[Element data from apps and pages]

++++++++++++++++++++

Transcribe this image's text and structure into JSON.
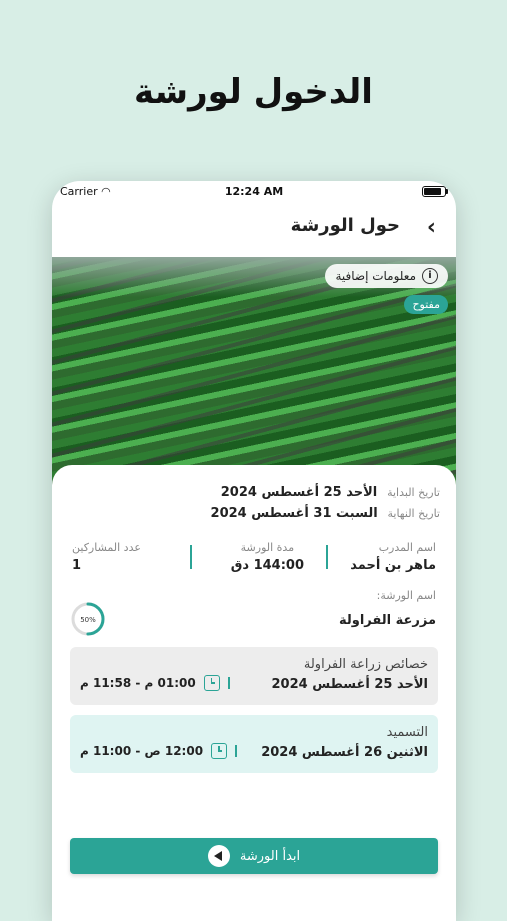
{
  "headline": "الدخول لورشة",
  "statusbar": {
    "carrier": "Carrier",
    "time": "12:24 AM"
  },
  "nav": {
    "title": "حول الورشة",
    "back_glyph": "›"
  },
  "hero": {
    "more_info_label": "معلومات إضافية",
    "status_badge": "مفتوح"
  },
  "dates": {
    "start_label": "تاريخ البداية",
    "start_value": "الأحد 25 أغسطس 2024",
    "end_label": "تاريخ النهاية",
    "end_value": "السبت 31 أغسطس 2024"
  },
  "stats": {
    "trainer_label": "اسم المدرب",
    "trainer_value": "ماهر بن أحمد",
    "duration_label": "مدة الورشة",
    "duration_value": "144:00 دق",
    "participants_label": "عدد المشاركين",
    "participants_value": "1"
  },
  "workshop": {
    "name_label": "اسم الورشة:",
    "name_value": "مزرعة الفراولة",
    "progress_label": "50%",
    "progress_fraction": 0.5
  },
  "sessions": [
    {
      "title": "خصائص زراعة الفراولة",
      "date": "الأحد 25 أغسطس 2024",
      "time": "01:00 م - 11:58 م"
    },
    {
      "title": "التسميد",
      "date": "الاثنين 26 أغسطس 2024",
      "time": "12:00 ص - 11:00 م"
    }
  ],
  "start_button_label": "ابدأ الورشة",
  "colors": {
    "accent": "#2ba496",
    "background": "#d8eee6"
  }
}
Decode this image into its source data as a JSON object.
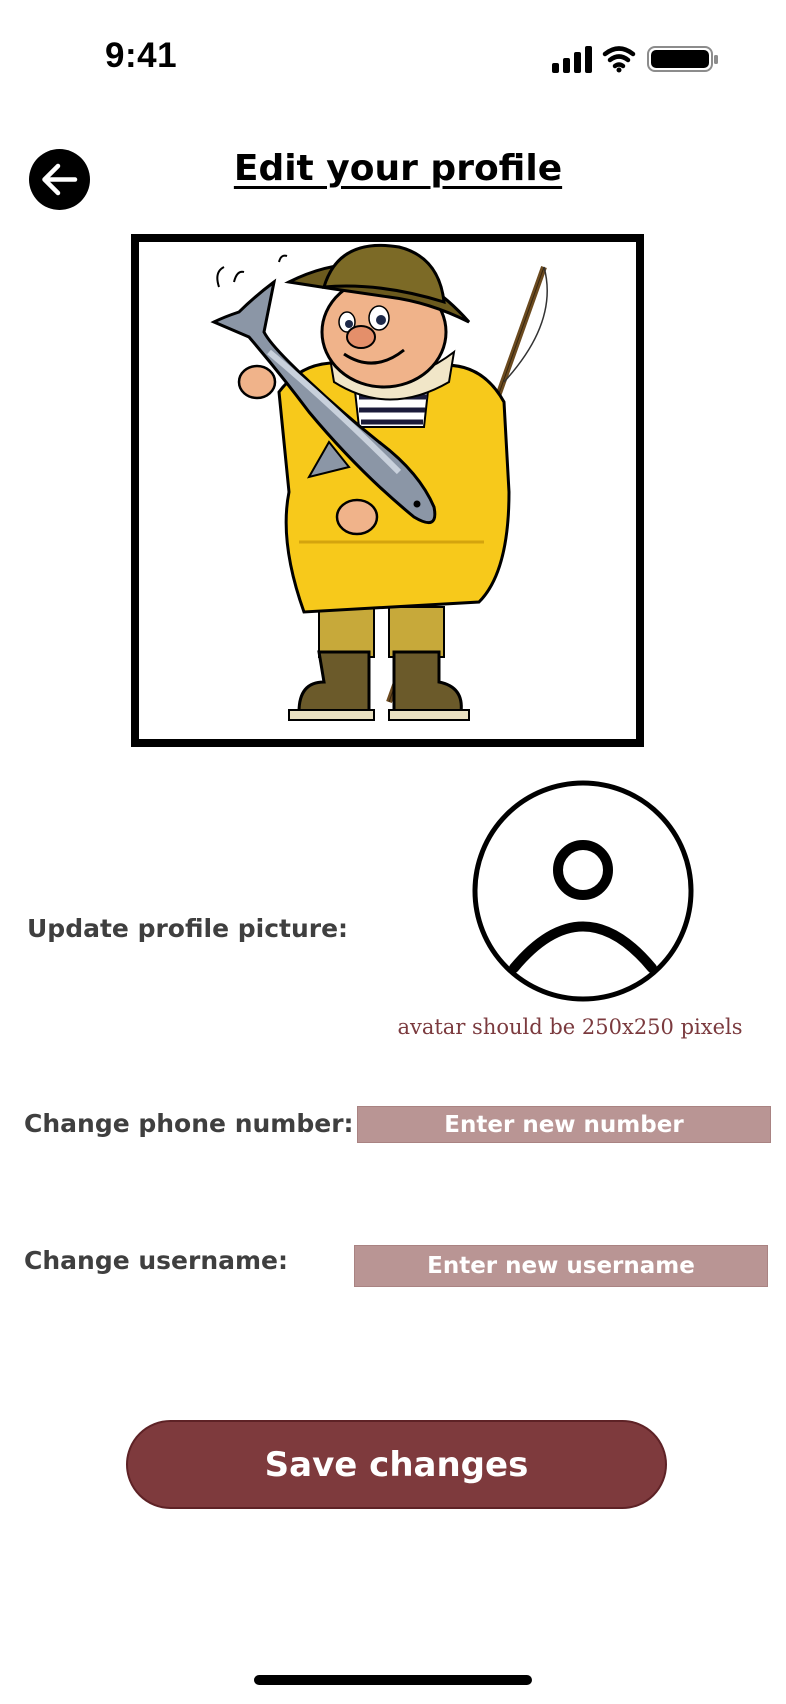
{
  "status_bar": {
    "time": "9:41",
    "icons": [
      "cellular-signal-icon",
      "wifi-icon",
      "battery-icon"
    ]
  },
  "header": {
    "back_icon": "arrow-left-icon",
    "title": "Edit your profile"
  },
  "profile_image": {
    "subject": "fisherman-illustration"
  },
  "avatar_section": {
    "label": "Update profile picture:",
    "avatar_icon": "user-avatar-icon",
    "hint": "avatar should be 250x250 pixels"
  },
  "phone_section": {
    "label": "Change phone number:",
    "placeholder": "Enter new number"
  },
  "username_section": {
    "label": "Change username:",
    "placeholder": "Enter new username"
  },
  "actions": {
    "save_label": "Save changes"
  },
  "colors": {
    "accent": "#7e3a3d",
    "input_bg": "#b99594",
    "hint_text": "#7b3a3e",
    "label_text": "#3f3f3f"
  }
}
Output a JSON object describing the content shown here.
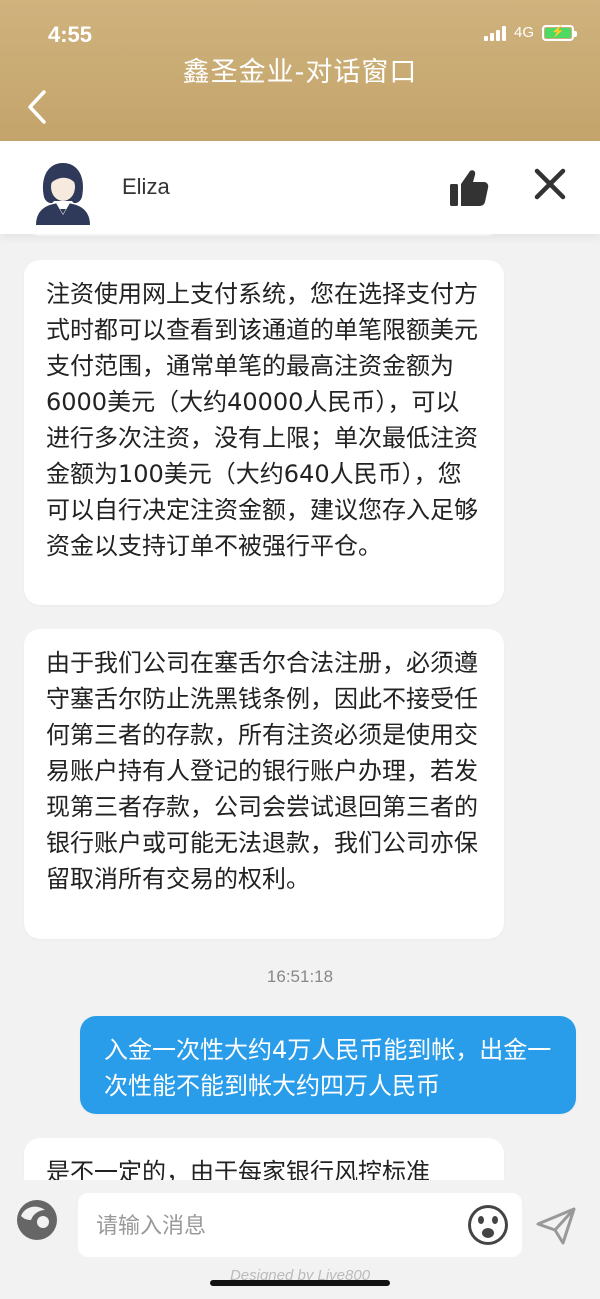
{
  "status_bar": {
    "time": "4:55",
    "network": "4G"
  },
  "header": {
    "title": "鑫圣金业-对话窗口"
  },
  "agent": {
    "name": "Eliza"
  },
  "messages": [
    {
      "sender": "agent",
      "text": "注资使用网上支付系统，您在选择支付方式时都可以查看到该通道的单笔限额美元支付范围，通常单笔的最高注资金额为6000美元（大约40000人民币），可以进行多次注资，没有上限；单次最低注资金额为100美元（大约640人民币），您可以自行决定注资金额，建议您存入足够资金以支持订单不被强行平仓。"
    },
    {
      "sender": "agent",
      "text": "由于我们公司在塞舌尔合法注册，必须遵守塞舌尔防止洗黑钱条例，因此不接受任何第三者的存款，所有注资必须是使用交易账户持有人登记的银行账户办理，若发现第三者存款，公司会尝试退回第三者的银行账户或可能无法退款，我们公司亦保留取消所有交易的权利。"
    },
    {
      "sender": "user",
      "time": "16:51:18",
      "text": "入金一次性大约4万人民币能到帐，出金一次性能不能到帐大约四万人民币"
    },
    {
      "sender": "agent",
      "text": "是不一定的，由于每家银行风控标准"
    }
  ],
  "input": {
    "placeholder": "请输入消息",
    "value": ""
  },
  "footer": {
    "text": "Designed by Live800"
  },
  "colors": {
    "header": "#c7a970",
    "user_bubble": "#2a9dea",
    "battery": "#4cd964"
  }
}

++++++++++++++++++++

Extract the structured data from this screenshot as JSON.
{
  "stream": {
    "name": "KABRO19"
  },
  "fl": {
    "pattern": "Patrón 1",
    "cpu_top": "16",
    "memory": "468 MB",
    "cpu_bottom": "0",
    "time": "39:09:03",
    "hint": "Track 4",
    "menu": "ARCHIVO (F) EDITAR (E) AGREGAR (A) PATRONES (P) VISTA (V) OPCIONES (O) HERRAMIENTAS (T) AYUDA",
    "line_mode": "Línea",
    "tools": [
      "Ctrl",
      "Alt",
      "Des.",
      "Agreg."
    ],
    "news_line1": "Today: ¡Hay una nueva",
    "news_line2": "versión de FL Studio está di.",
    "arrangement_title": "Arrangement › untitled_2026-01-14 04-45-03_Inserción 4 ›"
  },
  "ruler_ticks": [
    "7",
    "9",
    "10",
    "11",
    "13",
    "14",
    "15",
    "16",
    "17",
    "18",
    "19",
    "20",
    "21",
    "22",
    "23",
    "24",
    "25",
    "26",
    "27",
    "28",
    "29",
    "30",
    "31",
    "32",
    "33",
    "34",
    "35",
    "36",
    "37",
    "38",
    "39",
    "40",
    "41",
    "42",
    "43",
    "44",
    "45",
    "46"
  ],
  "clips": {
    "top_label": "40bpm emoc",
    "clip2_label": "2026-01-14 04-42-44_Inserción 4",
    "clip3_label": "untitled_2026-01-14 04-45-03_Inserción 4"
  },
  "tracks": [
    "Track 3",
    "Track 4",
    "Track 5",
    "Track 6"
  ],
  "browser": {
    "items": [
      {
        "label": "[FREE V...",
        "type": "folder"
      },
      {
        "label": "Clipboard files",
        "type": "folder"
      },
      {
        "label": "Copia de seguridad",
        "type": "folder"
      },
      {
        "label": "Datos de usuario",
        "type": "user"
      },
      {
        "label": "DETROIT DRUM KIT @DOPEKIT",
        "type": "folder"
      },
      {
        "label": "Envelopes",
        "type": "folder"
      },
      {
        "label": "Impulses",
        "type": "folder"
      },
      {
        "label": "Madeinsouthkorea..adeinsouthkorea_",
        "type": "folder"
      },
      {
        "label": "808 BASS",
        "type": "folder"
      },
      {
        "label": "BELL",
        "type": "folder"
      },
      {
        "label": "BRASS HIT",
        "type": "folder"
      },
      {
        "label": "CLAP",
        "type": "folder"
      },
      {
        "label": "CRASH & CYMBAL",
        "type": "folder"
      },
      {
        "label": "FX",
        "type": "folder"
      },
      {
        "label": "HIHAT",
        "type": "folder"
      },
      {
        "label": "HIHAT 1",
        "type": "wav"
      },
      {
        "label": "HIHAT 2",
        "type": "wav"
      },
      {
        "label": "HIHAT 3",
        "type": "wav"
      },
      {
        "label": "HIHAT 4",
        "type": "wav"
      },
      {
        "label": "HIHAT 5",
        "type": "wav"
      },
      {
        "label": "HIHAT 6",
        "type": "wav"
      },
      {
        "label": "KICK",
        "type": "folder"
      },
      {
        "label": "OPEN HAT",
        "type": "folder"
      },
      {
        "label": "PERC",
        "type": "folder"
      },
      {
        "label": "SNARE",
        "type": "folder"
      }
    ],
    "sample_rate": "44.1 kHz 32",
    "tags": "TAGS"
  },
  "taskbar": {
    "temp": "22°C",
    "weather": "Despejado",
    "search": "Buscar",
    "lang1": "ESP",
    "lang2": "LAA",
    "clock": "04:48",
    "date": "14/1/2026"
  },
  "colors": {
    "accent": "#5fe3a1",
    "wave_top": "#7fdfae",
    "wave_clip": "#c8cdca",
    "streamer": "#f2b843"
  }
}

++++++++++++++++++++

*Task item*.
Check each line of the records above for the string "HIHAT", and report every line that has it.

*Task output*.
        "label": "HIHAT",
        "label": "HIHAT 1",
        "label": "HIHAT 2",
        "label": "HIHAT 3",
        "label": "HIHAT 4",
        "label": "HIHAT 5",
        "label": "HIHAT 6",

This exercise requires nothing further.